The Crown Prosecution Service is to pursue manslaughter charges against five police officers who detained Christopher Alder, a black ex-paratrooper who died in their custody.
The decision, which comes after new evidence in the case was revealed, has delighted the former serviceman's family who have been campaigning since his death.
The CPS has always told Mr Alder's family there was insufficient evidence against the officers, who were charged with the lesser offence of misconduct in public office.
But the CPS told The Independent yesterday that it will now seek a voluntary bill of indictment for manslaughter, a legal process through which a High Court judge will be asked to add the new charge to the existing indictment. This process prevents the lengthy delays associated with re-charging defendants.
A CPS spokeswoman said yesterday: "Cases are kept under constant review and our application ... follows fresh evidence being forwarded." She declined to discuss the evidence but the decision is believed to stem from two medical reports submitted in September.
Mr Alder's sister, Janet, said yesterday: "We hoped the CPS would be convinced of the fresh evidence. This is an important development for us."
Mr Alder, 37, died in the charge room at Hull's Queens Gardens police HQ, in April 1998. The fitness fanatic and father-of-two left the Parachute Regiment in 1983 after serving in Northern Ireland and Germany. At the time of his death he had embarked on a computer studies course.
An initial decision not to pursue manslaughter charges in relation to his death, based on the evidence available, was made in April.
Mrs Alder's solicitor, Ruth Bundy, of the Leeds firm Harrison Bundy, said: "We will now prepare for the voluntary bill of indictment for manslaughter to be sought. We are pleased with the decision."
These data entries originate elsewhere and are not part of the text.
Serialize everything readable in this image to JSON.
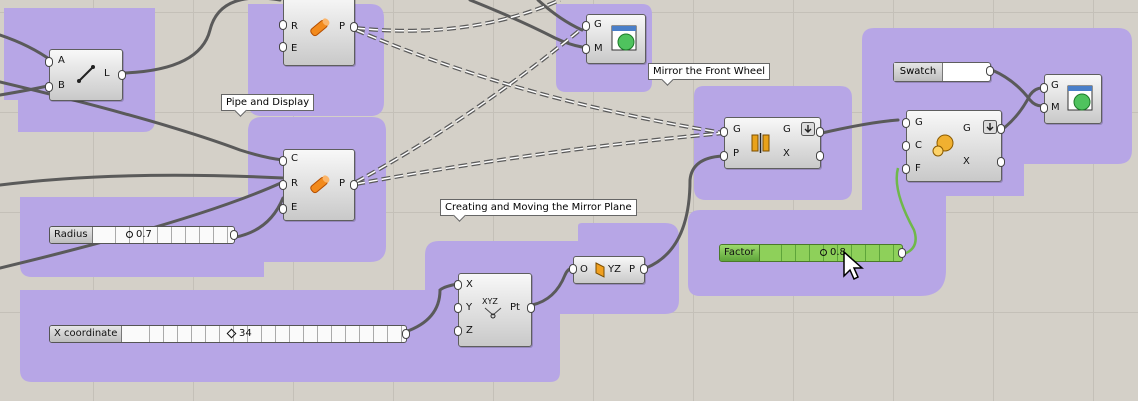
{
  "groups": {
    "line_group": {
      "color": "#b7a6e6"
    },
    "pipe_top_group": {
      "color": "#b7a6e6"
    },
    "pipe_display_group": {
      "color": "#b7a6e6"
    },
    "preview_top_group": {
      "color": "#b7a6e6"
    },
    "mirror_front_group": {
      "color": "#b7a6e6"
    },
    "mirror_plane_group": {
      "color": "#b7a6e6"
    },
    "right_group": {
      "color": "#b7a6e6"
    }
  },
  "balloons": {
    "pipe_display": "Pipe and Display",
    "mirror_front": "Mirror the Front Wheel",
    "mirror_plane": "Creating and Moving the Mirror Plane"
  },
  "line_comp": {
    "in": [
      "A",
      "B"
    ],
    "out": [
      "L"
    ],
    "icon": "line-icon"
  },
  "pipe_top": {
    "in": [
      "R",
      "E"
    ],
    "out": [
      "P"
    ],
    "icon": "pipe-icon"
  },
  "pipe_main": {
    "in": [
      "C",
      "R",
      "E"
    ],
    "out": [
      "P"
    ],
    "icon": "pipe-icon"
  },
  "preview_top": {
    "in": [
      "G",
      "M"
    ],
    "icon": "preview-icon"
  },
  "preview_right": {
    "in": [
      "G",
      "M"
    ],
    "icon": "preview-icon"
  },
  "mirror": {
    "in": [
      "G",
      "P"
    ],
    "out": [
      "G",
      "X"
    ],
    "icon": "mirror-icon"
  },
  "construct_point": {
    "in": [
      "X",
      "Y",
      "Z"
    ],
    "out": [
      "Pt"
    ],
    "icon_text": "XYZ"
  },
  "yz_plane": {
    "in": [
      "O"
    ],
    "out": [
      "P"
    ],
    "label": "YZ"
  },
  "scale": {
    "in": [
      "G",
      "C",
      "F"
    ],
    "out": [
      "G",
      "X"
    ],
    "icon": "scale-icon"
  },
  "sliders": {
    "radius": {
      "label": "Radius",
      "value": "0.7"
    },
    "x_coordinate": {
      "label": "X coordinate",
      "value": "34"
    },
    "factor": {
      "label": "Factor",
      "value": "0.8"
    }
  },
  "swatch": {
    "label": "Swatch",
    "color": "#ffffff"
  },
  "colors": {
    "wire": "#5a5a5a",
    "group": "#b7a6e6",
    "factor_green": "#8ed05a",
    "canvas": "#d4d0c8"
  }
}
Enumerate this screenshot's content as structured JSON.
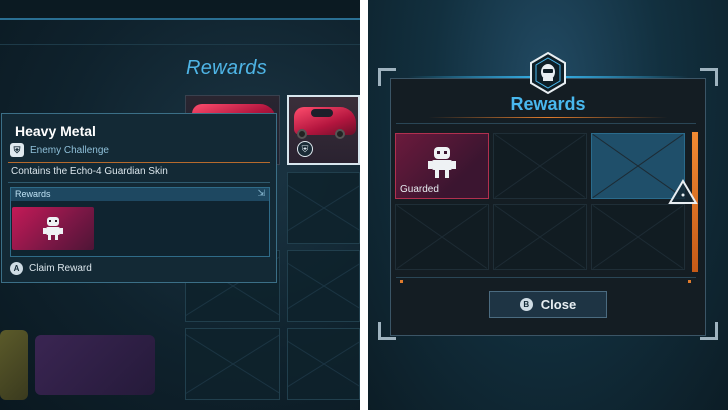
{
  "left_panel": {
    "heading": "Rewards",
    "tooltip": {
      "title": "Heavy Metal",
      "type_badge": "⛨",
      "type_label": "Enemy Challenge",
      "description": "Contains the Echo-4 Guardian Skin",
      "rewards_label": "Rewards",
      "rewards_corner": "⇲",
      "claim_key": "A",
      "claim_label": "Claim Reward"
    },
    "selected_slot_badge": "⛨"
  },
  "right_panel": {
    "heading": "Rewards",
    "slot_1_label": "Guarded",
    "close_key": "B",
    "close_label": "Close"
  },
  "icons": {
    "emblem": "helmet-hex-emblem-icon",
    "robot": "guardian-robot-icon",
    "pointer": "triangle-cursor-icon"
  },
  "colors": {
    "accent_blue": "#49b8ee",
    "accent_orange": "#e07b2c",
    "guarded_pink": "#c41a57"
  }
}
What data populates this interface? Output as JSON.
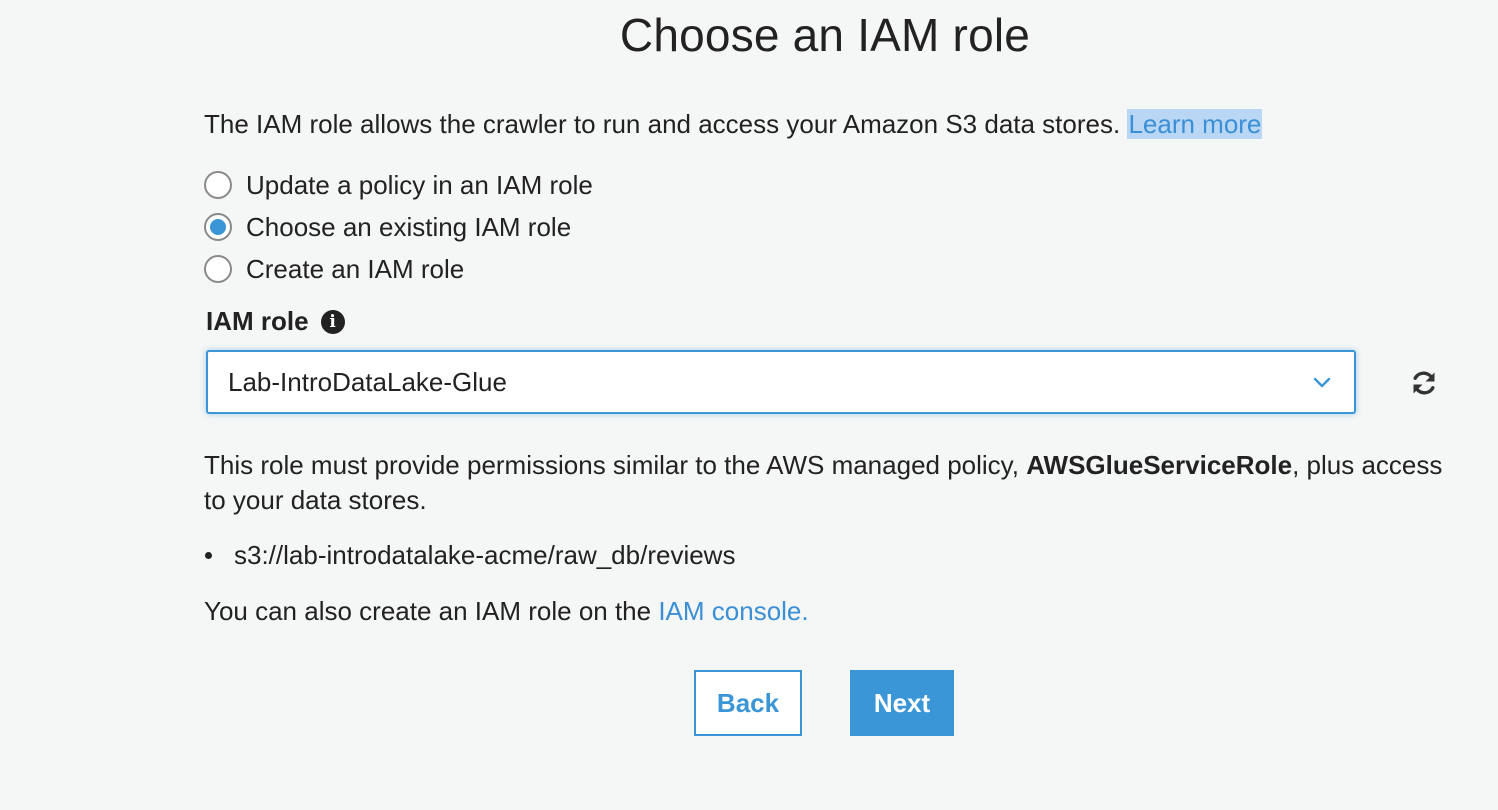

Mrs Alder said: "We are looking forward to the next stage in the judicial process."Reuse content